Full disclosure: I am the parent of teenagers. Ushering your children into adulthood can be harrowing, in the best of circumstances. My heart goes out to Gilpin’s parents and others who are misled by “educational consultants,” who persuade desperate parents to deal with their teenagers’ (sometimes) out of control behavior by having them kidnapped by strangers in the night, sent to wilderness “camp,” and installed in “therapeutic” boarding schools where they may or may not make it out alive. These parents are not uncaring — they perceive that they are out of options for helping their teenagers. Parents are kept in the dark about the realities of these programs. They are sold (quite literally — as these programs are costly) a false bill of sale. Promised that their teenagers will turn their lives around and become law-abiding citizens, they trust these programs to do the work for them. Seldom are their hopes realized.

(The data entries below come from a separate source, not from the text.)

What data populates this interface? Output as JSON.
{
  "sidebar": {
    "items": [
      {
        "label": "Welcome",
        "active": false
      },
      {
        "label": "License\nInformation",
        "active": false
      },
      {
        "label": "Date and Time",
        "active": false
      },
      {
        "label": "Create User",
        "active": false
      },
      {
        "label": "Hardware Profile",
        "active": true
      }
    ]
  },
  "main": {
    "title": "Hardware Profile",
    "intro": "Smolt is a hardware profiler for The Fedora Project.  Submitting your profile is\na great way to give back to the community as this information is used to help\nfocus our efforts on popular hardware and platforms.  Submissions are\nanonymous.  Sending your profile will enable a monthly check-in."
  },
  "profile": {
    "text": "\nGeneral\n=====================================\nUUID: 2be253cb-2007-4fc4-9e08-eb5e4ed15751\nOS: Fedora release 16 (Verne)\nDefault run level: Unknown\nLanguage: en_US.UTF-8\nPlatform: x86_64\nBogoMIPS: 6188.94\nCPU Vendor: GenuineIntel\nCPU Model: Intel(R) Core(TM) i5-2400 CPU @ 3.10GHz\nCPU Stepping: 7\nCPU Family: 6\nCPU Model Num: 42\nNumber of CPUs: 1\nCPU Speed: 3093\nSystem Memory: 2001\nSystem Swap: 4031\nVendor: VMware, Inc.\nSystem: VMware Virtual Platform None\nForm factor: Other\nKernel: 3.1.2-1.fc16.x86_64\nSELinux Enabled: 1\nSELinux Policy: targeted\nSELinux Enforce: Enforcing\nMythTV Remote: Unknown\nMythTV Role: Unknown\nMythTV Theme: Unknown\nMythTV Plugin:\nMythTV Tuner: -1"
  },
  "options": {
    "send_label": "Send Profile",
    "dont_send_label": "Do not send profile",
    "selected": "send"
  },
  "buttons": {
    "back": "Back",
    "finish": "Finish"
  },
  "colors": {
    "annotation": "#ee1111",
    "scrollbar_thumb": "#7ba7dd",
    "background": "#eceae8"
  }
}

Gilpin’s narrative voice is honest and authentic. You trust that she is divulging her secrets to you, the reader, and she’s made some dangerous choices. However, she hasn’t done half of what everyone assumes she has, and when she’s sent to wilderness camp and, once she has completed months of arduous hiking, Carlbrook, a boarding high school with a treatment plan based on the Synanon cult, she’s forced to confess to transgressions she can only imagine. Gilpin details the steps the teens must ascend in order to make it out of these programs, and you share her incredulity that the “work” these teens do is productive in any way. The wilderness program is brutal. The teens are often forced to “eat cold,” meaning force down uncooked beans and instant-rice, resulting in a “gut bomb”; they spend many nights in brutal solitude; they learn quickly to mask their true emotions, bury their anger and rage, and just survive.

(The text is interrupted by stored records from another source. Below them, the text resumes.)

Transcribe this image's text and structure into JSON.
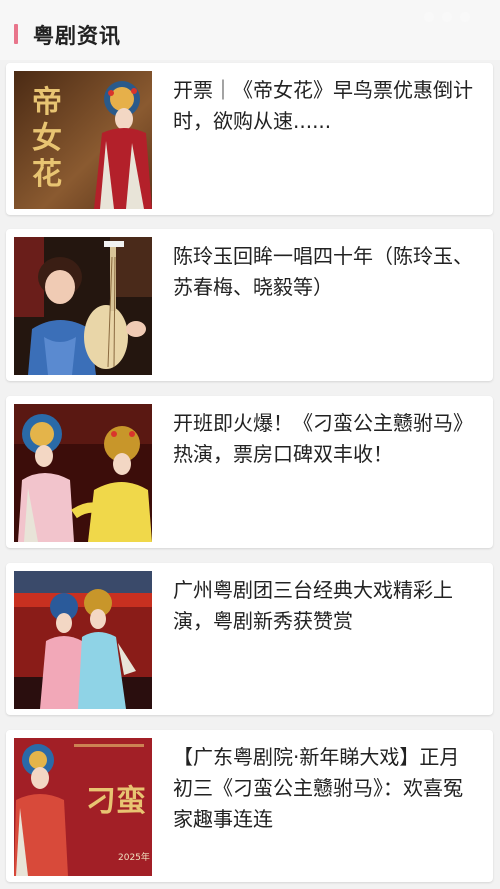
{
  "header": {
    "title": "粤剧资讯"
  },
  "articles": [
    {
      "headline": "开票｜《帝女花》早鸟票优惠倒计时，欲购从速......",
      "thumb_text": "帝女花"
    },
    {
      "headline": "陈玲玉回眸一唱四十年（陈玲玉、苏春梅、晓毅等）"
    },
    {
      "headline": "开班即火爆！《刁蛮公主戆驸马》热演，票房口碑双丰收！"
    },
    {
      "headline": "广州粤剧团三台经典大戏精彩上演，粤剧新秀获赞赏"
    },
    {
      "headline": "【广东粤剧院·新年睇大戏】正月初三《刁蛮公主戆驸马》：欢喜冤家趣事连连",
      "thumb_text": "刁蛮",
      "thumb_date": "2025年"
    }
  ]
}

Gilpin’s memoir unfolds as a straightforward narrative. However, chapter 11, in which she chronicles her seemingly endless time in the woods by encapsulating her experience in descending numbers, shows her ability to condense time and still illustrate life vividly. In chapter 15, she diverges from personal narrative to write more broadly about Carlbrook and the Synanon cult — it’s frightening, bizarre, and fascinating. Her sentence-level choices are reflective of the young teen she was when she experienced the abduction and imprisonment (both my words and hers); although turns of phrase like, “I felt tired and heavy. It was like a fog had crept in, some airborne misery that got in through my lungs and was spreading throughout my body” are indicative of her skill as a writer.
Gilpin’s work is an engaging and cautionary story. We should be aghast of any program that advocates having your children abducted from their beds in the middle of the night. Farming out our teens to strangers may be a quick way to get them out of our homes, but many of them will live with the trauma for decades. Even worse are those who take their own lives in the wake of these therapeutic programs. Elizabeth Gilpin’s timely memoir reminds us that there is no magic bullet for our problems or those of our children.
By Elizabeth Gilpin
Grand Central Publishing
Published July 20, 2021